09 June 2011, Liguere - An acacia tree plantation. With two thirds of the African continent now classified as desert or drylands and desertification affecting a quarter of the world's population, this project has the potential to transform the lives of vulnerable populations. In operation since 2004, the FAO Acacia Project has involved the planting and managing of acacia tree forests in arid lands helping combat desertification while providing socio-economic benefits to local communities through the sale of the sap, known as gum arabic.
FAO Project: GTFS/RAF/387/ITA - Acacia Operation. Support to Food Security, Poverty Alleviation and Soil Degradation Control in the Gums and Resins Producer Countries (Burkina Faso, Chad, Kenya, Niger, Senegal, Sudan)

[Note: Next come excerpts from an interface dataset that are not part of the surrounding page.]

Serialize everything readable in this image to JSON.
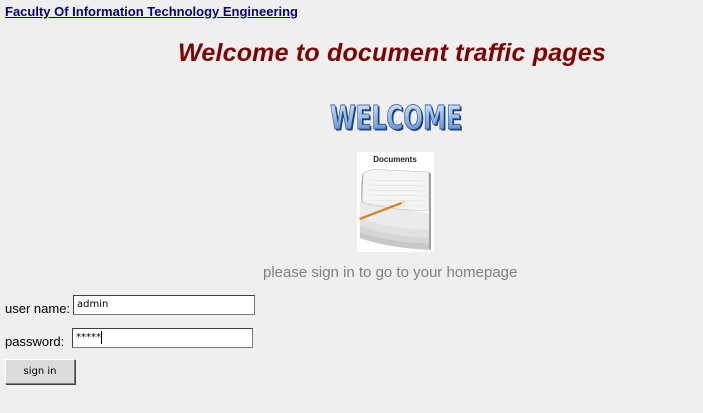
{
  "header": {
    "faculty_link": "Faculty Of Information Technology Engineering"
  },
  "main": {
    "title": "Welcome to document traffic pages",
    "welcome_banner_text": "WELCOME",
    "documents_image_label": "Documents",
    "signin_prompt": "please sign in to go to your homepage"
  },
  "form": {
    "username_label": "user name:",
    "username_value": "admin",
    "password_label": "password:",
    "password_value": "*****",
    "signin_button": "sign in"
  },
  "colors": {
    "background": "#efefef",
    "link": "#000080",
    "title": "#800000",
    "prompt": "#808080"
  }
}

Objectives Gum arabic, myrrh and frankincense are abundant in the Sahel region of sub-Saharan Africa. These local resources present the way forward to sustainable management and development of the Sahel regions, which naturally have fewer options due to difficult environmental conditions. However, irregularity of supply accompanied by fluctuating prices and variable quality from some sources results in unfavourable long-term effects on the demand of these commodities. As a result, producing countries are experiencing problems in relation to commercialization and ensuring a value-added product in relation to international markets. A coordinated strategy among producer countries and partners is therefore needed to capitalize on the existing opportunities and address the constraints. In fact a coordinated strategy will enable producing countries to have better control of the international trade and share different experience in the area of production, processing, quality control and marketing. The project seeks to address these areas and prepare a 10-year plan for development of gum and resin production in the framework of the NGARA network.